Camera exposure can be tricky when trying to capture sunbeams because of extreme dynamic range. In most cases you will have to use exposure bracketing to capture all the details, highlights and shadow. These bracketed exposure can then be combined in Photoshop or Lightroom to produce the final landscape photo with dramatic sunbeams.
Landscape photos like these often require a quick setup because the light beams don’t always last very long. However, when you can capture them effectively, those beams can turn an ordinary landscape into a contest-winner!
Create Mood in your Landscape Photos
A dark and moody atmosphere created by heavy storm clouds makes for some fantastic landscape photography. This dramatic mood can be enhanced if the storm occurs over the right location with interesting foreground or unique geology. We were fortunate enough to catch this approaching storm during our hike in the Norris Geyser Basin in Yellowstone National Park in Wyoming. I took a few quick shots and then retreated to the shelter as the storms grew closer.
Your camera setting and post processing can be used to add to the light and drama created by a stormy landscape. Using a 2/3 f-stop under exposure in Photoshop or Lightroom will often add a dark mood in your stormy landscape. In the above photo from Grand Tetons National Park, I chose a landscape photography composition so that the storm light would be reflected in the small pool in the foreground. This allowed me to create a point of interest in an otherwise monotonous foreground as the storm overhead was just breaking up. During post processing, I used selective adjustment in Photoshop to darken the green tones around the pond to add mood and drama to my landscape photo.

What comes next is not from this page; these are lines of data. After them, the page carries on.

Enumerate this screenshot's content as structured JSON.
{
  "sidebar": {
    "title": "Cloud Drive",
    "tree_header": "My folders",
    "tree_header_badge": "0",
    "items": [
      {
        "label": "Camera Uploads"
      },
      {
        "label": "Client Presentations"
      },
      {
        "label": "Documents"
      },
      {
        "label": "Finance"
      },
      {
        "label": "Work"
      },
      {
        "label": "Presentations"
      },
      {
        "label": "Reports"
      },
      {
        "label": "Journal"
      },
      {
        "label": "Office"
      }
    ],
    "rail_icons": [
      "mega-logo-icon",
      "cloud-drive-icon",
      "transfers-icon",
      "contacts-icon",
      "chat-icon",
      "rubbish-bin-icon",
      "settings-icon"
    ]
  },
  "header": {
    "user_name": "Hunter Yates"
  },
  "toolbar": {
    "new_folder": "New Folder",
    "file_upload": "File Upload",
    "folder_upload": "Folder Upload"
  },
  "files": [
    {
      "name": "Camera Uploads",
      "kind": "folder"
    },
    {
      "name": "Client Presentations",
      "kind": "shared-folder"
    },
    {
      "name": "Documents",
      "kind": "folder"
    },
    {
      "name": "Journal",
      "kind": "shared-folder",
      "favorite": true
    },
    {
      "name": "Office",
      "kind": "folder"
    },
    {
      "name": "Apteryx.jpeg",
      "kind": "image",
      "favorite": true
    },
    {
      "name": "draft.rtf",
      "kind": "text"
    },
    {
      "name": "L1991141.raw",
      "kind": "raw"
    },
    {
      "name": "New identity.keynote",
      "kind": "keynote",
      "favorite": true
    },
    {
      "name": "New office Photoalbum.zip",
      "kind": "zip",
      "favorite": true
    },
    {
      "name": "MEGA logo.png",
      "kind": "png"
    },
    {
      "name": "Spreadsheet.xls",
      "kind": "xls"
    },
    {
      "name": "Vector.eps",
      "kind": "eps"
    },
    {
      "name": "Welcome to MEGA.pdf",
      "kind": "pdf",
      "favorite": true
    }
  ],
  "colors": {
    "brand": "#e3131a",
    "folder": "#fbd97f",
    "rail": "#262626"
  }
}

Capture motion using Long Exposure
Storm conditions are often associated with high wind. One of our favorite things to do during a storm is to use long exposure to capture the motion of the wind in our landscape photos. This requires a good, stable tripod. If the wind conditions are too high, we spread the legs of our tripod to keep it closer to the ground or we hang our camera bags under it to give the tripod additional stability.
You can also use Neutral Density Filters (ND Filters) to reduce the amount of light entering the camera and get the slow shutter speed needed for long exposure landscape photography. It is important to include a strong sharp element in your landscape photography composition to contrast with the moving elements. This contrasting element will create a stronger photography composition. This is exactly what Varina did when she captured this stormy landscape photo from Glacier National Park in Montana.
Safety Considerations for Landscape Photographers
While there is no doubt that storm conditions can produce some breathtaking landscape photos, it is very important to stress that safety comes first. Stormy weather can also be very dangerous and can easily sneak up on you. Lighting, hail, high winds or a sudden drop in temperature can produce dangerous conditions for a landscape photographer. While we have never been injured in a storm, we have lost gear on more than one occasion during storm conditions. Make sure you check the weather reports and take appropriate precautions when you go out to shoot in bad weather. Rain and wind can also damage your equipment. We always carry protective gear with us for our photography equipment when we on location.
So next time you are out in the field look for passing storms to create some fantastic landscape photography opportunities for you. Check the weather forecast regularly and try to place yourself at the right time and right place so you can capture the mood and drama in your landscape photos.